Start of Exercise materials

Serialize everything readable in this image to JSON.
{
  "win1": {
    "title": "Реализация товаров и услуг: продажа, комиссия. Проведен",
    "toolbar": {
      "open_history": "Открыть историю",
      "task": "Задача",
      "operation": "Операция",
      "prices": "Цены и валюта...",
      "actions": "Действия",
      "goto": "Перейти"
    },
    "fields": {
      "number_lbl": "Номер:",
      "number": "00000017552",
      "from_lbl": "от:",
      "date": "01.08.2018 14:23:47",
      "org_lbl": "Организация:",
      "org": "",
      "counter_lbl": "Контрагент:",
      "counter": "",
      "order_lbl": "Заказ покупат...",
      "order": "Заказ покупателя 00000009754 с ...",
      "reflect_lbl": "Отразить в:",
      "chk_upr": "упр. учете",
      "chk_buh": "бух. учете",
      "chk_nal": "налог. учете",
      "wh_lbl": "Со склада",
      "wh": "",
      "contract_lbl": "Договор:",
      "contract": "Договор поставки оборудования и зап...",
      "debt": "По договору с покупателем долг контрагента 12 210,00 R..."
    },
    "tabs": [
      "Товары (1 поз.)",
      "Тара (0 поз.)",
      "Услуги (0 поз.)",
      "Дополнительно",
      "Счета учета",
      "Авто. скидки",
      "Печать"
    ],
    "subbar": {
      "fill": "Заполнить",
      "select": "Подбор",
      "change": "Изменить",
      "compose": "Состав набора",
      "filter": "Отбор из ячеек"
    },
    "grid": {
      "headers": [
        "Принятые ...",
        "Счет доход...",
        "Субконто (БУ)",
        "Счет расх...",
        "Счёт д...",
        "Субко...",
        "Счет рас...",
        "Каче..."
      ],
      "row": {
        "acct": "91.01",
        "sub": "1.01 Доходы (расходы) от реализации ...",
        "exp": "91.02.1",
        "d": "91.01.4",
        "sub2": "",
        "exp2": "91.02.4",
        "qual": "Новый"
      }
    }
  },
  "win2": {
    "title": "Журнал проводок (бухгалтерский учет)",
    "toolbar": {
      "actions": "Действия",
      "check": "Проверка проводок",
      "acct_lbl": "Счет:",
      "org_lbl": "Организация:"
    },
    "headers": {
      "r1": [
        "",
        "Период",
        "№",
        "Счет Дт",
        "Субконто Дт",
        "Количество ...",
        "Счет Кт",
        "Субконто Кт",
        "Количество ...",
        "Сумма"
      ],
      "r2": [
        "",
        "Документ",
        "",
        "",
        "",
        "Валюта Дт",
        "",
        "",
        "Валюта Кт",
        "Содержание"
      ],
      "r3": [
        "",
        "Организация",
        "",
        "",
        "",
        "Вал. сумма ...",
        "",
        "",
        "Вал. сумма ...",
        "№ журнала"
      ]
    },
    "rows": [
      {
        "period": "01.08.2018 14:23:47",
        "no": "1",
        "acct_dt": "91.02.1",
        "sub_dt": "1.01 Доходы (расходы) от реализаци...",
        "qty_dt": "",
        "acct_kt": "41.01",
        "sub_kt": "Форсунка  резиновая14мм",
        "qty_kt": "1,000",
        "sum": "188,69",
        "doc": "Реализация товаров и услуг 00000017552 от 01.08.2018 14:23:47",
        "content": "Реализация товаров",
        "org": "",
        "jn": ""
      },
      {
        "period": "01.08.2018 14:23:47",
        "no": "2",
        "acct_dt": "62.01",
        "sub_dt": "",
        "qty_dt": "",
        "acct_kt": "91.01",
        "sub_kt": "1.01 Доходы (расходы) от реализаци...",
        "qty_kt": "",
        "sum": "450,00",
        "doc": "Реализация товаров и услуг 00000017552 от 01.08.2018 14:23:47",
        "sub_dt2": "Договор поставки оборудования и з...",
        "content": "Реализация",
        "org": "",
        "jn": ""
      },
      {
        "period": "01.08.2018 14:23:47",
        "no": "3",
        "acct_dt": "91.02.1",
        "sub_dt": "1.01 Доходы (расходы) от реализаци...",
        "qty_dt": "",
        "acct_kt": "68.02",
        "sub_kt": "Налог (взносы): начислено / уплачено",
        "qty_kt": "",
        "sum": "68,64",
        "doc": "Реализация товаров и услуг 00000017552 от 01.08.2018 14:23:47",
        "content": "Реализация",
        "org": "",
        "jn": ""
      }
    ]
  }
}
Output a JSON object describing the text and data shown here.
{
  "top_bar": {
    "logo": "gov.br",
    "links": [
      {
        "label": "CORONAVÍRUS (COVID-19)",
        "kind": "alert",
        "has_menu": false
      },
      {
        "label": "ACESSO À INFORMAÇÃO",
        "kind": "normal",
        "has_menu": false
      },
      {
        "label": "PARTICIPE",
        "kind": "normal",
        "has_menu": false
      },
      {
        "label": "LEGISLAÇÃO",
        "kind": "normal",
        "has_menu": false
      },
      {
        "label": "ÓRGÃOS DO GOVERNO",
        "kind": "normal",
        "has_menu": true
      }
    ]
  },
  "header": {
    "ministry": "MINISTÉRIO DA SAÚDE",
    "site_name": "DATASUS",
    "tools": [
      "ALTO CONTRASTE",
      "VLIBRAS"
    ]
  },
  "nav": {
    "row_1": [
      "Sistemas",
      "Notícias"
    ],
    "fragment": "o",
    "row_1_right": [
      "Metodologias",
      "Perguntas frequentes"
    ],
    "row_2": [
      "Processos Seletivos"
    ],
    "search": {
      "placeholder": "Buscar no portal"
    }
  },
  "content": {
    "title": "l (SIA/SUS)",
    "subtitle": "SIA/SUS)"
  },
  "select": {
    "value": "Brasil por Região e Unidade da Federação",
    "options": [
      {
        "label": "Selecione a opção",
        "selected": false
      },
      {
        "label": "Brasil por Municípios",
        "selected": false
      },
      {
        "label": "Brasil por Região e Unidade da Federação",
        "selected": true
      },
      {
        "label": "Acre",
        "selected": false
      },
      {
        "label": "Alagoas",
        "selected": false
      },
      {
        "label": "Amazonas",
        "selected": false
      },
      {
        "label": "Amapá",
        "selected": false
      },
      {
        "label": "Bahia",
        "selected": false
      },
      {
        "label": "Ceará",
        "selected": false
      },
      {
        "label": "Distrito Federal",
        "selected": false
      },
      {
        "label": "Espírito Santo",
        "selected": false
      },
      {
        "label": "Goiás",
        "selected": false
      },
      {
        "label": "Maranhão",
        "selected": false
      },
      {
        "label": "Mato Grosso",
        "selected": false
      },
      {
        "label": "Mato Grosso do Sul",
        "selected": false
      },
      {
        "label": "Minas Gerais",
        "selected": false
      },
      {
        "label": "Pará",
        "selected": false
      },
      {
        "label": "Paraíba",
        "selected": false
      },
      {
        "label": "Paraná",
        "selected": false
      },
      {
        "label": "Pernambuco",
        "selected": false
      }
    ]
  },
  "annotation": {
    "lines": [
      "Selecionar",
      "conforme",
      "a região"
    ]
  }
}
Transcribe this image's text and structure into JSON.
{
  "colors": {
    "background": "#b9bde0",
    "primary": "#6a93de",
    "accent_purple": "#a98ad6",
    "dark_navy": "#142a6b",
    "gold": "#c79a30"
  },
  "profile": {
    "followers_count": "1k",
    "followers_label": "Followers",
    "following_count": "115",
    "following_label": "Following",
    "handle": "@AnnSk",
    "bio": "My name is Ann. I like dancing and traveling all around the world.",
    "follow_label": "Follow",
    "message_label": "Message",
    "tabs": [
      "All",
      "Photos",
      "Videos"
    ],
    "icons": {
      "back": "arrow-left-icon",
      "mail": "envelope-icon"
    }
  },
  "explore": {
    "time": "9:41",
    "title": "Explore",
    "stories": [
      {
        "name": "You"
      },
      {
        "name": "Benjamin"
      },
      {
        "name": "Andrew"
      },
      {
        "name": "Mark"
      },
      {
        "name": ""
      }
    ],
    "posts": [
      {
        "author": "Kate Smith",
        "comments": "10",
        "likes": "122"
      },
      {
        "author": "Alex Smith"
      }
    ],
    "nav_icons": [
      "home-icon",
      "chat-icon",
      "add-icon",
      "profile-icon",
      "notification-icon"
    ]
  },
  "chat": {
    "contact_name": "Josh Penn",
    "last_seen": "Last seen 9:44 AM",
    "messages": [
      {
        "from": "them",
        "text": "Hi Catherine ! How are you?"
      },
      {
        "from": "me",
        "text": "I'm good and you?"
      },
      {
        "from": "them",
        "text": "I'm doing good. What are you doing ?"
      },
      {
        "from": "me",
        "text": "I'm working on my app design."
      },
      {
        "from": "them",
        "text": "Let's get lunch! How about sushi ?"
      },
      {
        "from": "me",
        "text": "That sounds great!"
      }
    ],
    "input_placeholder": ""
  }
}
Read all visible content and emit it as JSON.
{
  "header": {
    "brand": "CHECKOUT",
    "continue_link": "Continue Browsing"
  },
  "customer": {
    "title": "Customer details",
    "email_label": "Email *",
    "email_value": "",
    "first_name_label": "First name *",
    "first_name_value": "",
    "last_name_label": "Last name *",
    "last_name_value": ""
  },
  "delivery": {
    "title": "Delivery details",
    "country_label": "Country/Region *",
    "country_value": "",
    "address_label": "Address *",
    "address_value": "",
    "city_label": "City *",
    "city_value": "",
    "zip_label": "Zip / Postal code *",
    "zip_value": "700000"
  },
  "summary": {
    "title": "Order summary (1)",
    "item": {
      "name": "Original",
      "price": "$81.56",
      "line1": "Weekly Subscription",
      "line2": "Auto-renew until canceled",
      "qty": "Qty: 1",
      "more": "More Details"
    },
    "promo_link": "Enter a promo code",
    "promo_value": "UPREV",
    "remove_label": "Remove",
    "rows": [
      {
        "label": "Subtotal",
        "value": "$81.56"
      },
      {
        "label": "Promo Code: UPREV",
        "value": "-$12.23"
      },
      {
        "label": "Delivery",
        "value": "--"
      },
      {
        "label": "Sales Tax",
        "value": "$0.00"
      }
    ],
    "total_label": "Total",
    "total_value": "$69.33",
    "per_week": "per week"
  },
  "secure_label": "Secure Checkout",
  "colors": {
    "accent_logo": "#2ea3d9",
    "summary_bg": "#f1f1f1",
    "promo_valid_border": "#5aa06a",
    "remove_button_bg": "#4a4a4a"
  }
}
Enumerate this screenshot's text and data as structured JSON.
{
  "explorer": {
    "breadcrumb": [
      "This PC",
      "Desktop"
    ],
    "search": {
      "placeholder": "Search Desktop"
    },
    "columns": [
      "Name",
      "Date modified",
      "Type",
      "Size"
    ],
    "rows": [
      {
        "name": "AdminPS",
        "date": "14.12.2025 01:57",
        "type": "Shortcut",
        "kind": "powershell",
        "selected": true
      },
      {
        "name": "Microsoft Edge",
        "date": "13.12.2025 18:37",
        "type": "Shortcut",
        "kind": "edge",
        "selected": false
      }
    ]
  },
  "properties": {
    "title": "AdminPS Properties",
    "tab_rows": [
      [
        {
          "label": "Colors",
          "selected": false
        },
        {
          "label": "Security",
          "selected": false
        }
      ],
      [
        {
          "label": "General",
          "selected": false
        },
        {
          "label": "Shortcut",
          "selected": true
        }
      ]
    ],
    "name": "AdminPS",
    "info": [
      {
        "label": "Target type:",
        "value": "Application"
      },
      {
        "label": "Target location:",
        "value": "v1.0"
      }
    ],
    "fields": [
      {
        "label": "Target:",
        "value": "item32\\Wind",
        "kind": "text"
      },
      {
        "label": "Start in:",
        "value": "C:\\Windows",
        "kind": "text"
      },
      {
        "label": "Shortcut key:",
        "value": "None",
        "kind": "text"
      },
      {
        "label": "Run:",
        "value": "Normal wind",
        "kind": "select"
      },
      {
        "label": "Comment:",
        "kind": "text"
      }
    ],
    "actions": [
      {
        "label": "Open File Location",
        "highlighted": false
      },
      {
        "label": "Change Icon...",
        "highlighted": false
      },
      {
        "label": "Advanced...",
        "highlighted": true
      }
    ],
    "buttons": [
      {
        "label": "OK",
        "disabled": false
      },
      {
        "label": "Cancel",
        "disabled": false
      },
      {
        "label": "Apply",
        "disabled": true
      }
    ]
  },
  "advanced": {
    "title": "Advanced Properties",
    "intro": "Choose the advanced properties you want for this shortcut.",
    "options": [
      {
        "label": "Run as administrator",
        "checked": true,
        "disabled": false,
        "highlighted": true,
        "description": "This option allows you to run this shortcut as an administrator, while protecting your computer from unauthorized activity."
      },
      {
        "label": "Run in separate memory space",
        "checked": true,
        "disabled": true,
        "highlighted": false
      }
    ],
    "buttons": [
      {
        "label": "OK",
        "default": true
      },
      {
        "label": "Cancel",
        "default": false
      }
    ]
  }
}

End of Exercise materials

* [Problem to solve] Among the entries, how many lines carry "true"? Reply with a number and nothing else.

* [Answer to this problem] 11